Until you have a son of your own . . . you will never know the joy, the love beyond feeling that resonates in the heart of a father as he looks upon his son. You will never know the sense of honor that makes a man want to be more than he is and to pass something good and hopeful into the hands of his son. And you will never know the heartbreak of the fathers who are haunted by the personal demons that keep them from being the men they want their sons to be.
Kent Nerburn (20th century), U.S. theologian and author. Letters to My Son, prologue (1993).
My son, Griffin, turned nine on Friday. He’s not any more special or important than my other three children. But, he is different. He’s the only son I have. And that’s what I wish I could figure out: what does it mean to have a son, to be a father to that child?
My experience I have of my child is made up of his curly, blond hair, his talkative nature and his angelic quality of being able to forgive and forget. I looked at blogs for over an hour and tried to find one that answered the question, “How do other men deal with having sons?” I couldn’t find anything that fit the bill. Perhaps other guys have a smoother way of coping with existential questions and have other things to blog about.
Like most parents, I worry over how my son is doing. I want him to be adjusted enough to get along with others. I want him to feel like he can succeed at things he tries to do. And, in several years, I hope he finds someone to love. Isn’t this the essence of a parent’s job? Or is it just a response to the failings I can trace back to my childhood?
The way I remember my father during my childhood was as a large presence. A little over 5’10” my father is still a barrel-chested specimen who has always weighed between 225 and 250. I have a photo of his grandfather working at his blacksmith’s furnace and anvil in the early 1900’s. He looks like my father’s twin.
My father certainly knew how to give me a hug or kiss when I was young, but it’s the fact of his presence, sometimes horseplaying with me and my sister, more often silent with dark moods, that dominates the majority of my childhood memories.

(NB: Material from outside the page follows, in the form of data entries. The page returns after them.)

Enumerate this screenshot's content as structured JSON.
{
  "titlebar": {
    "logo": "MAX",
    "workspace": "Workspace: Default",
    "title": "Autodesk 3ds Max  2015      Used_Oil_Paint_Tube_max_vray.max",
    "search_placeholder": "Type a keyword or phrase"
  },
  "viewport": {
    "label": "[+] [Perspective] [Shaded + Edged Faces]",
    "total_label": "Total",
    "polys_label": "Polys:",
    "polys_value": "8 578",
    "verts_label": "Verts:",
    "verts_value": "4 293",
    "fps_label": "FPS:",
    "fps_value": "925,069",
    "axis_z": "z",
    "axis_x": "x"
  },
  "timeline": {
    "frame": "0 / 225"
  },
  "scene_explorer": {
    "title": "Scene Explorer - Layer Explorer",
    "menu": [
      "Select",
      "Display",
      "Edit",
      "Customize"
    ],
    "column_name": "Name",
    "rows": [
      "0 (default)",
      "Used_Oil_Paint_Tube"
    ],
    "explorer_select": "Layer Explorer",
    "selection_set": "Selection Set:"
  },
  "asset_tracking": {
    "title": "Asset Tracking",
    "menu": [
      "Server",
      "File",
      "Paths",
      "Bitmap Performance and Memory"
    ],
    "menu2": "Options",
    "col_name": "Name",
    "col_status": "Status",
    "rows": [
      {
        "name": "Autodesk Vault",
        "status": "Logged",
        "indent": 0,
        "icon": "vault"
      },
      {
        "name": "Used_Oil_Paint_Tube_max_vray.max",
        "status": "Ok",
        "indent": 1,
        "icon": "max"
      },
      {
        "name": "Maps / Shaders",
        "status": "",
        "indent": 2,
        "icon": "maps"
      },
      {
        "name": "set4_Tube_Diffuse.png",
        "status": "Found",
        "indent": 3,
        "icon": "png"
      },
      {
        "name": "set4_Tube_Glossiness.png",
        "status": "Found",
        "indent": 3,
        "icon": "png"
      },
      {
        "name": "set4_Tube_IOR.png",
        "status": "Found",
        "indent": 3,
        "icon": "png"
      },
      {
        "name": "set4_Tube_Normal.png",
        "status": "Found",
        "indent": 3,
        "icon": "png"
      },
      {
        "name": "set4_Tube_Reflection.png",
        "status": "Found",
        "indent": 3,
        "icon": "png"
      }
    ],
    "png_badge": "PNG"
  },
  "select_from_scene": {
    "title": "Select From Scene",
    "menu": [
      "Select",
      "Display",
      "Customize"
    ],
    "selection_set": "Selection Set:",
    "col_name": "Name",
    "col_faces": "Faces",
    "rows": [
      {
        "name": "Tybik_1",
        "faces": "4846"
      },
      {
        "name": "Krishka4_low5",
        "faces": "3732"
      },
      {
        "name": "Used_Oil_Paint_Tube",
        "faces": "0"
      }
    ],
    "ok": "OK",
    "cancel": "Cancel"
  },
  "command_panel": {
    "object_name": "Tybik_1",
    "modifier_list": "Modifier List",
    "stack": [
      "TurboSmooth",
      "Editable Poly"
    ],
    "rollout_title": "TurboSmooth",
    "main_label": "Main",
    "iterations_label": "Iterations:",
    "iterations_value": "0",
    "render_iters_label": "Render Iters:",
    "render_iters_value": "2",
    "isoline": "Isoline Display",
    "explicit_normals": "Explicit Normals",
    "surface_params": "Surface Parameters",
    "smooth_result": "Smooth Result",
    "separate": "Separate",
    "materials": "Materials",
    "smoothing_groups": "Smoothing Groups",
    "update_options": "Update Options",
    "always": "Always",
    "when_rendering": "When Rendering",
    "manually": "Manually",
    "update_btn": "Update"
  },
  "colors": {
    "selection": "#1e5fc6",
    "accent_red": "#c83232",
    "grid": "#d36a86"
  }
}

I don’t remember him encouraging me to go out for any sports. The only thing that was organized for kids my age in our town was Farm League baseball. I was afraid of pop flies and could imagine being maimed or getting a broken nose every time a ball came to me.
The flip side of this is that I don’t recall him pushing me to get into any sports, either. During the summer there were many days when you could find me hiking through ravines with my friends. And there were just as many days when you could have found me inside reading a book and trying to get from Sol to Pluto in the library’s summer reading program.
The way I remember it, it was hunting that really helped me see my dad in a more personal way. As though he wasn’t just the stranger who brought the most money home and taught me the difference between “wanting” things and “needing” things. When I went to hunt ruffed grouse with him near Orr, Minnesota, I saw this large man disappear and turn into someone who could walk without breaking twigs. He could find the birds’ scat in the midst of the clover and underbrush.
And if my dad shot and wounded a bird he would count that as the worst sin of a whole day of hunting. Much worse than “getting skunked,” or shooting at a bird and missing entirely. I am still very proud of him just from him showing me that he’s the type of person who doesn’t count the number of birds shot as the objective of hunting. He felt that the walk in the woods was a reward in itself.
My father has his flaws. There’s no doubt about that. He was better as a parent as I got older than when I was younger.
Instead of laying out a whole lot of goals for myself that will make me a better father I think that I can only expect that I make myself as available to my son as I can.
And if my son can forgive me my mistakes by the time he’s forty or so, I think that would also be some kind of accomplishment.